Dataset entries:
+===+

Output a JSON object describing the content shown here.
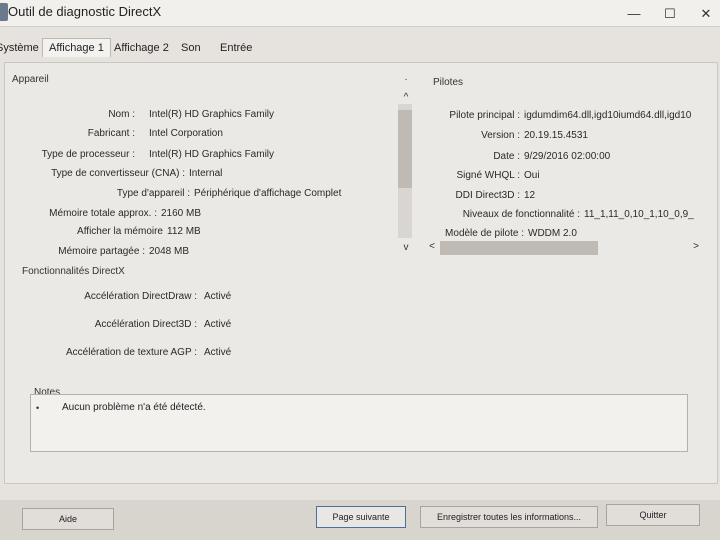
{
  "window": {
    "title": "Outil de diagnostic DirectX",
    "minimize_glyph": "—",
    "maximize_glyph": "☐",
    "close_glyph": "✕"
  },
  "tabs": [
    "Système",
    "Affichage 1",
    "Affichage 2",
    "Son",
    "Entrée"
  ],
  "active_tab": "Affichage 1",
  "device": {
    "heading": "Appareil",
    "rows": [
      {
        "label": "Nom :",
        "value": "Intel(R) HD Graphics Family"
      },
      {
        "label": "Fabricant :",
        "value": "Intel Corporation"
      },
      {
        "label": "Type de processeur :",
        "value": "Intel(R) HD Graphics Family"
      },
      {
        "label": "Type de convertisseur (CNA) :",
        "value": "Internal"
      },
      {
        "label": "Type d'appareil :",
        "value": "Périphérique d'affichage Complet"
      },
      {
        "label": "Mémoire totale approx. :",
        "value": "2160 MB"
      },
      {
        "label": "Afficher la mémoire",
        "value": "112 MB"
      },
      {
        "label": "Mémoire partagée :",
        "value": "2048 MB"
      }
    ]
  },
  "drivers": {
    "heading": "Pilotes",
    "rows": [
      {
        "label": "Pilote principal :",
        "value": "igdumdim64.dll,igd10iumd64.dll,igd10"
      },
      {
        "label": "Version :",
        "value": "20.19.15.4531"
      },
      {
        "label": "Date :",
        "value": "9/29/2016 02:00:00"
      },
      {
        "label": "Signé WHQL :",
        "value": "Oui"
      },
      {
        "label": "DDI Direct3D :",
        "value": "12"
      },
      {
        "label": "Niveaux de fonctionnalité :",
        "value": "11_1,11_0,10_1,10_0,9_"
      },
      {
        "label": "Modèle de pilote :",
        "value": "WDDM 2.0"
      }
    ]
  },
  "features": {
    "heading": "Fonctionnalités DirectX",
    "rows": [
      {
        "label": "Accélération DirectDraw :",
        "value": "Activé"
      },
      {
        "label": "Accélération Direct3D :",
        "value": "Activé"
      },
      {
        "label": "Accélération de texture AGP :",
        "value": "Activé"
      }
    ]
  },
  "notes": {
    "heading": "Notes",
    "items": [
      "Aucun problème n'a été détecté."
    ]
  },
  "buttons": {
    "help": "Aide",
    "next_page": "Page suivante",
    "save_all": "Enregistrer toutes les informations...",
    "quit": "Quitter"
  },
  "scroll_glyphs": {
    "up": "^",
    "down": "v",
    "left": "<",
    "right": ">"
  }
}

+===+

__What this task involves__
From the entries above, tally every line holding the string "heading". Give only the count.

__Result for this exercise__
4